Appendix 2. Weight of wine consumer expenditure in the alcoholic beverages consumer expenditure and in disposable income in 2011

Country Weight of wine consumer expenditure in: Country Weight of wine consumer expenditure in:

Alcoholic Beverages Expenditure (%) Disposable Income (%) Alcoholic Beverages Expenditure (%) Disposable Income (%)

Algeria 47.03 0.193 Lithuania 15.19 0.658

Argentina 45.41 1.024 Malaysia 20.55 0.106

Australia 34.85 0.629 Mexico 5.45 0.093

Austria 31.42 0.391 Morocco 23.66 0.081

Azerbaijan 13.24 0.068 Netherlands 48.08 0.563

Belarus 25.50 1.114 New Zealand 37.15 0.779

Belgium 68.95 0.946 Nigeria 10.44 0.042

Bolivia 3.98 0.056 Norway 36.49 0.671

Brazil 20.45 0.165 Pakistan 0.00 0.000

Bulgaria 11.45 0.308 Peru 13.28 0.737

Canada 32.08 0.594 Philippines 21.28 0.142

Chile 27.41 0.426 Poland 27.57 0.909

China 11.80 0.036 Portugal 69.37 0.809

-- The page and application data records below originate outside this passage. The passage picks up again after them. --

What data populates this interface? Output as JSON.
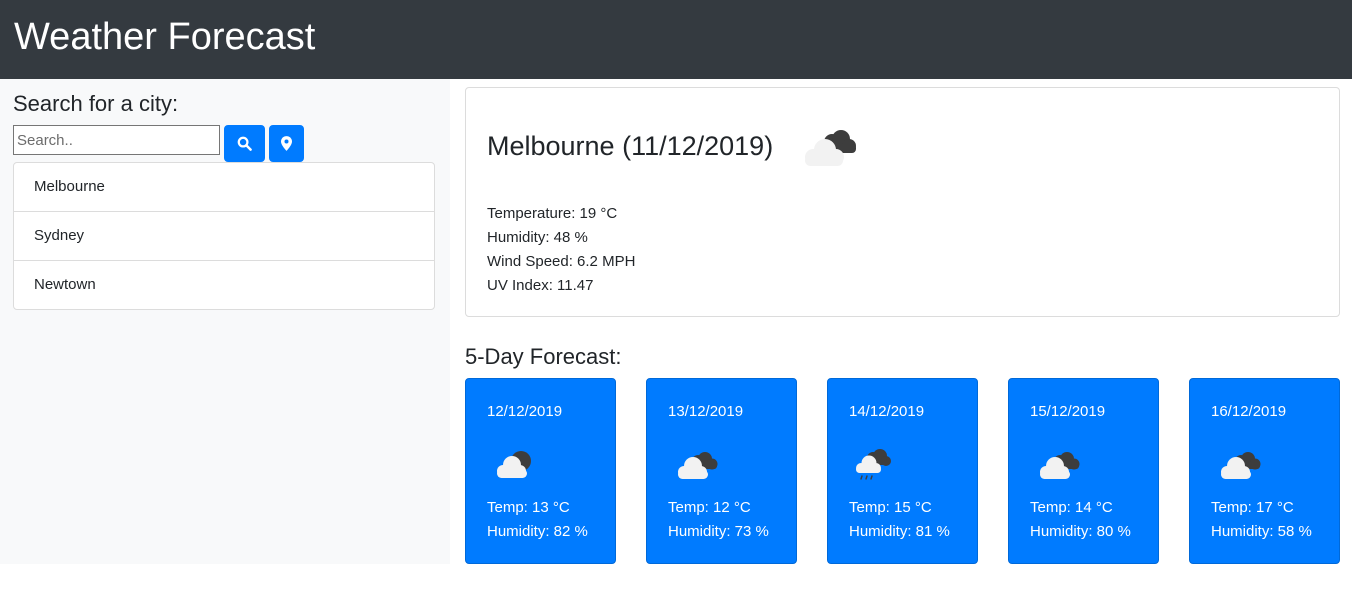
{
  "header": {
    "title": "Weather Forecast"
  },
  "sidebar": {
    "search_title": "Search for a city:",
    "search_placeholder": "Search..",
    "search_value": "",
    "search_button_icon": "search-icon",
    "locate_button_icon": "map-marker-icon",
    "cities": [
      {
        "label": "Melbourne"
      },
      {
        "label": "Sydney"
      },
      {
        "label": "Newtown"
      }
    ]
  },
  "current": {
    "title": "Melbourne (11/12/2019)",
    "icon": "cloudy-icon",
    "temperature": "Temperature: 19 °C",
    "humidity": "Humidity: 48 %",
    "wind": "Wind Speed: 6.2 MPH",
    "uv": "UV Index: 11.47"
  },
  "forecast": {
    "title": "5-Day Forecast:",
    "days": [
      {
        "date": "12/12/2019",
        "icon": "partly-cloudy-icon",
        "temp": "Temp: 13 °C",
        "humidity": "Humidity: 82 %"
      },
      {
        "date": "13/12/2019",
        "icon": "cloudy-icon",
        "temp": "Temp: 12 °C",
        "humidity": "Humidity: 73 %"
      },
      {
        "date": "14/12/2019",
        "icon": "rain-icon",
        "temp": "Temp: 15 °C",
        "humidity": "Humidity: 81 %"
      },
      {
        "date": "15/12/2019",
        "icon": "cloudy-icon",
        "temp": "Temp: 14 °C",
        "humidity": "Humidity: 80 %"
      },
      {
        "date": "16/12/2019",
        "icon": "cloudy-icon",
        "temp": "Temp: 17 °C",
        "humidity": "Humidity: 58 %"
      }
    ]
  },
  "colors": {
    "navbar": "#343a40",
    "sidebar_bg": "#f8f9fa",
    "primary": "#007bff"
  }
}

Colombia 3.10 0.072 Romania 23.46 0.651

Croatia 46.24 0.849 Russia 18.09 0.856

Czech 19.84 0.883 Saudi Arabia n/a n/a

Denmark 54.81 0.881 Singapore 36.26 0.152

Ecuador 4.67 0.023 Slovakia 26.53 0.635

Egypt 6.29 0.008 Slovenia 25.63 0.343

Estonia 28.07 1.392 South Africa 16.35 0.590

Finland 26.17 0.799 South Korea 17.69 0.155

France 58.88 0.750 Spain 44.23 0.308

Germany 37.31 0.439 Sweden 49.15 0.995

Greece 38.07 0.332 Switzerland 78.18 1.092

Hong Kong 34.69 0.137 Taiwan 27.44 0.254

Hungary 28.42 1.453 Thailand 2.92 0.095

India 0.56 0.003 Tunisia 53.49 0.066

Indonesia 5.19 0.005 Turkey 2.76 0.005

Ireland 36.82 0.836 Turkmenistan 16.46 0.203

Israel 27.17 0.188 Ukraine 17.47 0.614

Italy 69.87 0.460 United Arab Emirates 25.42 0.007

Japan 5.23 0.100 United Kingdom 47.87 0.740

Jordan 4.22 0.079 United States 23.21 0.242

Kazakhstan 11.08 0.129 Venezuela 3.19 0.087

Kuwait n/a n/a Vietnam 4.45 0.042

Latvia 30.66 1.524

Source: Author's own calculation based on data from Euromonitor International Ltd., 2013a, p. 77, 183.

i Надоели баннеры? Вы всегда можете отключить рекламу.